The Quantified Self movement has grown increasingly popular among fitness enthusiasts and health-conscious geeks, who eagerly track their workouts and routines with smart wristbands and watches, collecting their health data in dashboards and mobile apps. However, health nuts with two-percent body fat notwithstanding, the majority of Americans are probably more familiar with health-tracking in a different context: The devices and services that help them stay on top of their chronic conditions, whether that be diabetes, hyper tension, weight management or heart disease.
Founded in 2010, Boston-based Healthrageous has developed a platform that helps individuals, employers, health providers and everyone in between, to prevent and manage chronic health conditions. The startup’s platform collects biometric data from users various health-tracking devices, which it combines with information on their personal preferences to assist in setting goals, action plans and to help them overcome their chronic conditions.
To support the development of its digital health management platform, Healthrageous announced today that it has raised $6.5 million in series B financing from North Bridge Venture Partners, Long River Ventures and Egan-Managed Capital. The startup’s second round, which brings total investment to over $15 million, will be used to help it scale more effectively through integrating further with APIs from fitness tracking devices, for example, as well as to improve upon its current analytics offerings and machine learning capabilities.
The startup’s goal is to become a device-agnostic platform that helps the average American track and monitor their health and chronic conditions, while creating a game-ified and personalized user experience that works to keep users engaged with their health and progressing towards more health behaviors and lifestyles.

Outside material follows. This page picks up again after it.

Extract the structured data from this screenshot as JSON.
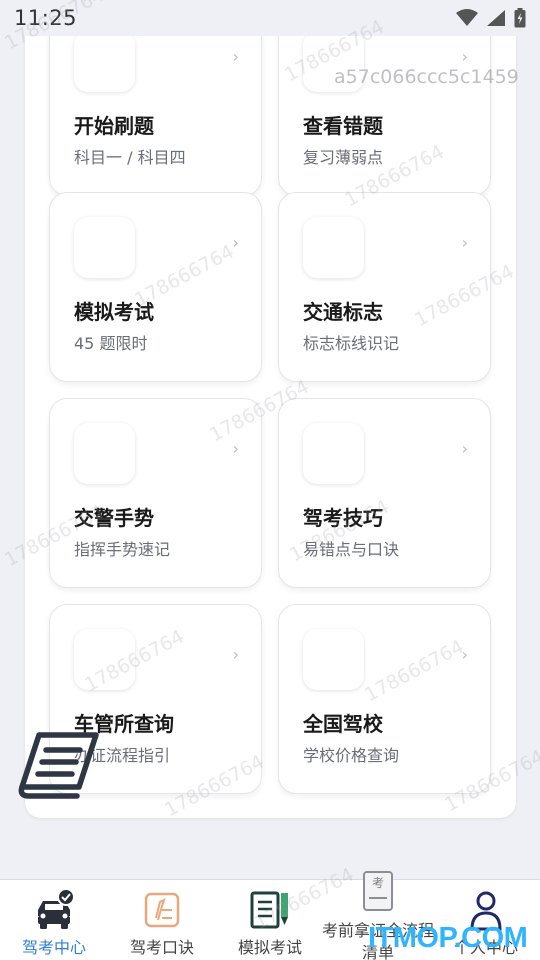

After signing up for the platform, Healthrageous identifies whether or not the user is at risk for developing diabetes, hypertension, etc. At which point users design their own health plans and set personal goals that they can work towards in pursuit of healthy living. The platform then monitors incoming data from users’ glucose monitors, stress readers and so on, sending personalized notifications (like “time to take your insulin!”) and providing updated guidance as they progress through days, meet goals, and drop those extra pounds.
Healthrageous’ personalization technology allows its “virtual coach” to deliver relevant and timely support, taking into account your own personal goals, behaviors, serving those custom messages based on when and how you want to engage with the platform. With biometric information flowing in from your devices, the platform lets you view the aggregate data in visualizations that make it easy to identify connections between activities and habits and the impact those have on, say, your blood pressure.
Depending on what strategy works best for you, Healthrageous offers the ability to tailor recognition and incentive programs — maybe it’s cash that keeps you on a healthy trajectory, or competing with your colleagues and friends. Again, the idea is to find the best ways to keep you engaged with the often painful process of improving your health (and chronic conditions).
This is the same motivation behind employing machine learning algorithms, which — with enough aggregate data from all of its users — allow Healthrageous to identify patterns of success in the community and serve you recommendations or notifications accordingly.
While there’s still a lot left to be done in terms of beefing up interactive data presentation, visualizations and integrations, it’s easy to see the potential value proposition here. Users can personalize the way in which they make behavioral and lifestyle changes, with that personalization presumably bringing a greater sense of control and increased engagement with how they approach their health. That, in turn, leads to reduced utilization for health plans, lower hospital readmission rates and medication adherence for pharma companies.
Simplified, you can see there is some nuance missing, and it remains to be seen whether the startup has found the optimal way to encourage increased engagement with health outcomes. It’s something that a huge number of companies have tried to do with varying degrees of success for years. Weight Watchers is one that comes to mind.
In terms of startups, this is, generally speaking, the same problem Zipongo is attacking, although its approach is more focused on healthy eating — and diet as the most-overlooked source of disappointing health outcomes. And perhaps Notch could find a way to work its way into Healthrageous’ data visualizations.
For more, find Healthrageous at home here.